Your instructions:
Filter these entries so that only lines with the word "Sender" remain.
Segment Open
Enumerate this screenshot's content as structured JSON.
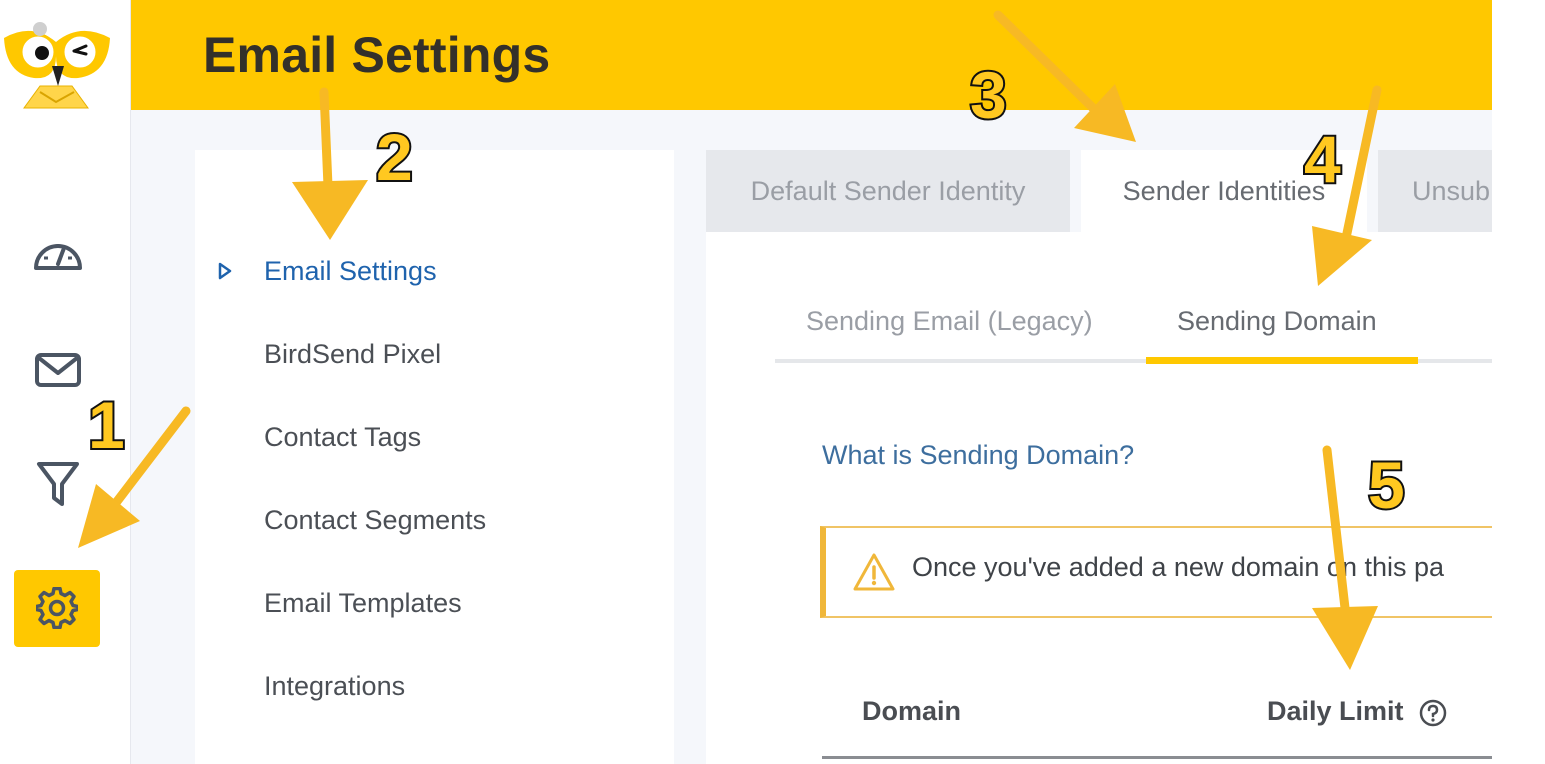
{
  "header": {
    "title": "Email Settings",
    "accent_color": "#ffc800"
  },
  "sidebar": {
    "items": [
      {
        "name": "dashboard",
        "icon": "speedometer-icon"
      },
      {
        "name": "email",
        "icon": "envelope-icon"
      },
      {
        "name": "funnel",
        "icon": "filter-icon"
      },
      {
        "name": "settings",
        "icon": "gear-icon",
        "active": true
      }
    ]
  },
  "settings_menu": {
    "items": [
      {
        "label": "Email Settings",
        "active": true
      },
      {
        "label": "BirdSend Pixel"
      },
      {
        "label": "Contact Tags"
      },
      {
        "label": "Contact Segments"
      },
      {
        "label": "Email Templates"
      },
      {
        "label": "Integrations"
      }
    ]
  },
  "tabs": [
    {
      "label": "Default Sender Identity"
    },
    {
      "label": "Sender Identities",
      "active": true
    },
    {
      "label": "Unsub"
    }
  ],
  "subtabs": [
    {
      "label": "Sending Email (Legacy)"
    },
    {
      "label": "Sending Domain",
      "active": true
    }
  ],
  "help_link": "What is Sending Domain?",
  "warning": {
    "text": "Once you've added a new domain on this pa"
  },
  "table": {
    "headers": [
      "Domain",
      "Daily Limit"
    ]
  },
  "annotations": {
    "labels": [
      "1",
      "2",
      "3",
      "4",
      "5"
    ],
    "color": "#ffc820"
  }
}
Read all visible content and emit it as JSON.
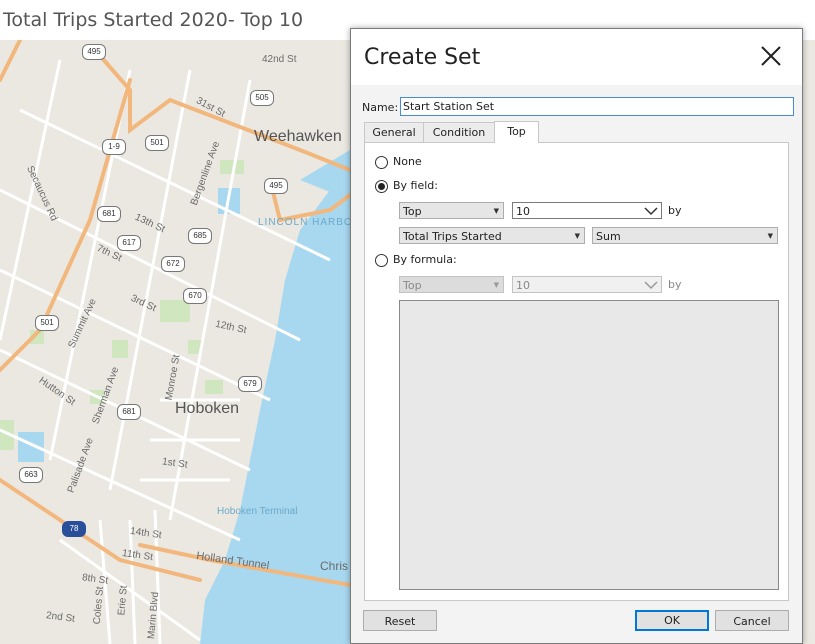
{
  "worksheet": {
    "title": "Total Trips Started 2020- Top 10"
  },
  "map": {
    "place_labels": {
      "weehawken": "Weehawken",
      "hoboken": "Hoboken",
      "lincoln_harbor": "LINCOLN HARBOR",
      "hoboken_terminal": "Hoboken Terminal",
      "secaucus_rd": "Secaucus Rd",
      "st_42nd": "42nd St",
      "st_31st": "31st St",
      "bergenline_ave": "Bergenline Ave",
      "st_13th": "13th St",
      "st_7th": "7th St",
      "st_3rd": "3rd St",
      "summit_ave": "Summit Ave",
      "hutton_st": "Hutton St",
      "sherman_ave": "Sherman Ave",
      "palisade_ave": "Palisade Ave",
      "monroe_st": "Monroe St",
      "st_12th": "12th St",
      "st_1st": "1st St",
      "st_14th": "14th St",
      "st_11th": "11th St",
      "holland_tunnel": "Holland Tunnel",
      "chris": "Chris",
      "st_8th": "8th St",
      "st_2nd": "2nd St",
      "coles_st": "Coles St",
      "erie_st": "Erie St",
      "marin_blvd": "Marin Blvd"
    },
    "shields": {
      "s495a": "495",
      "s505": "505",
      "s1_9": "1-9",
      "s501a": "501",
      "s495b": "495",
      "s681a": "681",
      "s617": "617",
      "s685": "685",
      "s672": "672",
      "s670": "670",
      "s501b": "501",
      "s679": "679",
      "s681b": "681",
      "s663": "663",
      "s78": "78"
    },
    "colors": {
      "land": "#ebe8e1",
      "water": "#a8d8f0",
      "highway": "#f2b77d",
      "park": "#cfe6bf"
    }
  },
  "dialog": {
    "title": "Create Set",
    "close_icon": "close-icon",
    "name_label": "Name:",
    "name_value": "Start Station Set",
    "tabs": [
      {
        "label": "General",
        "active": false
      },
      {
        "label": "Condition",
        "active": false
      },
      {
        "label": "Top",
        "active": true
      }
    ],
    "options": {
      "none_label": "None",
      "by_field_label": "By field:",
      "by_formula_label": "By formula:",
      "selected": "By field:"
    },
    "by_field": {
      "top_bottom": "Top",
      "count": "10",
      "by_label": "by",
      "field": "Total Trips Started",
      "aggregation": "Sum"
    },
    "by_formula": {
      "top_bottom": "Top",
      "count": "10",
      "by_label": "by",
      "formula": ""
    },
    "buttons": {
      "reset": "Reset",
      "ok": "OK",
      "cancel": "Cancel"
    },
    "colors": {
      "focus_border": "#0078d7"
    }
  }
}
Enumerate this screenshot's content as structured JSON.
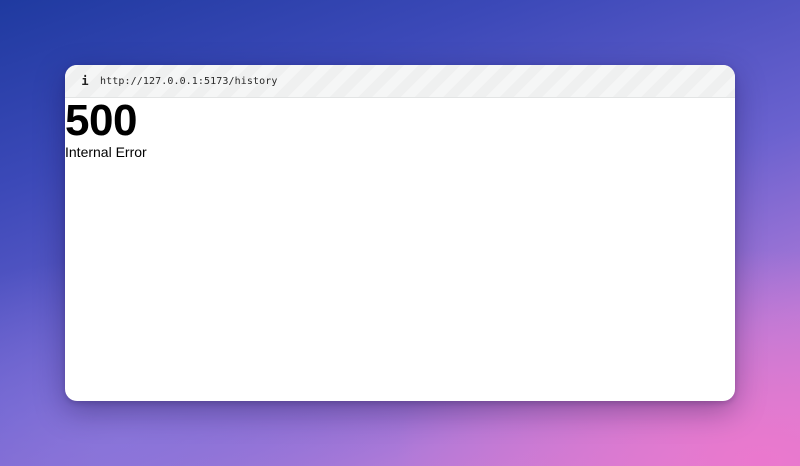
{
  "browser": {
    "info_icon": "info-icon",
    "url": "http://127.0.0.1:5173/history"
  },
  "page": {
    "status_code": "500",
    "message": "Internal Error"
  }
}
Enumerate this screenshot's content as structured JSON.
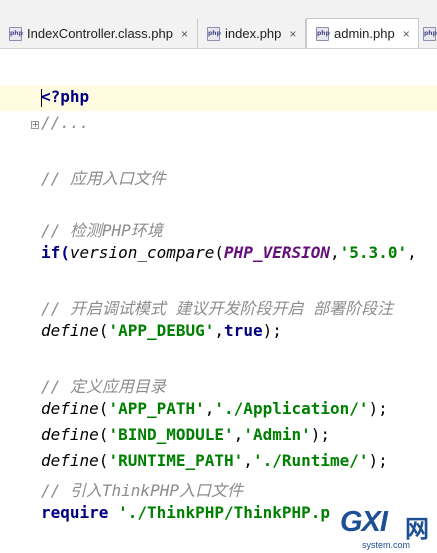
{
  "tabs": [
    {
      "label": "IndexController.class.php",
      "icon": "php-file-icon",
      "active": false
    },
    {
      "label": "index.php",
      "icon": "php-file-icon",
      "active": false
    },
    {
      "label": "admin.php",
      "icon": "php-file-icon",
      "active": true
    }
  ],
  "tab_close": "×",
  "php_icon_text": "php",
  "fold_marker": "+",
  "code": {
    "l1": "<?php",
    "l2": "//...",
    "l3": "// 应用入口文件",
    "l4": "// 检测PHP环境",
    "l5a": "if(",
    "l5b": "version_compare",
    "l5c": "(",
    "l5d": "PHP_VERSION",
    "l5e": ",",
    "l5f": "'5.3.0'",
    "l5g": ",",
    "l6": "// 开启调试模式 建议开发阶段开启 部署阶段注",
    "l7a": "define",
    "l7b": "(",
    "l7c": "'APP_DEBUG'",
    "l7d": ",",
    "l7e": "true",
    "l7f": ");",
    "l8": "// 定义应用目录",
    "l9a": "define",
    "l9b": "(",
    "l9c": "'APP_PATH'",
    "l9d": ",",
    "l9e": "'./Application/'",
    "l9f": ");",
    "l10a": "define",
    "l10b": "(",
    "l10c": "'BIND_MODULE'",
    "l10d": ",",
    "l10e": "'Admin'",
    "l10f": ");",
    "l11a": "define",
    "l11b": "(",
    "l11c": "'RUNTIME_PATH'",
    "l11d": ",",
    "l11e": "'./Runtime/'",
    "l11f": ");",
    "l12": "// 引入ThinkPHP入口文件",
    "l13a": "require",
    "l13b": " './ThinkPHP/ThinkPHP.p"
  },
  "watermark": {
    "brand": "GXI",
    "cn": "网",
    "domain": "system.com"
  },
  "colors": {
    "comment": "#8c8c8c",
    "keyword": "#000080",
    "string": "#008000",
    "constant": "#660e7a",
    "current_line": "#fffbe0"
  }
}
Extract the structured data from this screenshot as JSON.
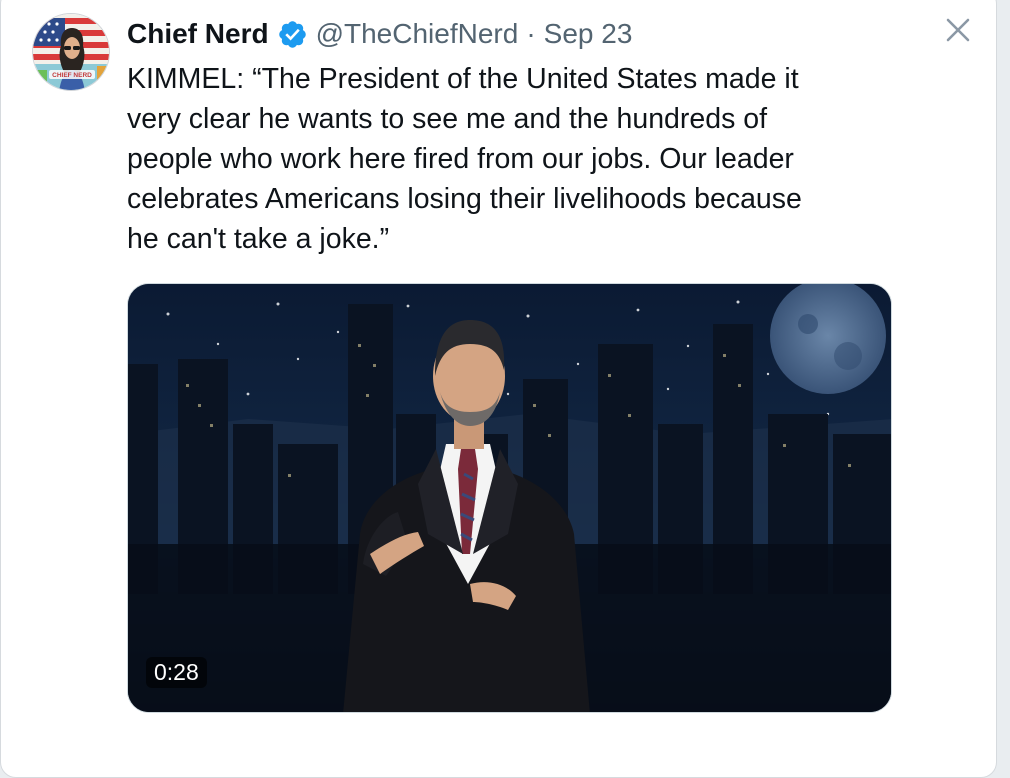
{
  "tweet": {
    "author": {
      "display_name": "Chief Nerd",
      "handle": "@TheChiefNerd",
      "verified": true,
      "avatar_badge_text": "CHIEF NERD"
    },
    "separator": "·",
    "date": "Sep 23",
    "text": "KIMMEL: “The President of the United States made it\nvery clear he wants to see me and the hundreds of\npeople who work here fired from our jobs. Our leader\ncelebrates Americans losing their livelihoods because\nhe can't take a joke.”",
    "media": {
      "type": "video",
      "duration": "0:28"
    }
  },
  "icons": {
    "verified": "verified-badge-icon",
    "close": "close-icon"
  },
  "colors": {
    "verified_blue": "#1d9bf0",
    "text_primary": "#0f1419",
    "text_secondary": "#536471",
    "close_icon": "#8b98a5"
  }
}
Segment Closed
Expected answer:
      "label": "Default Sender Identity"
      "label": "Sender Identities",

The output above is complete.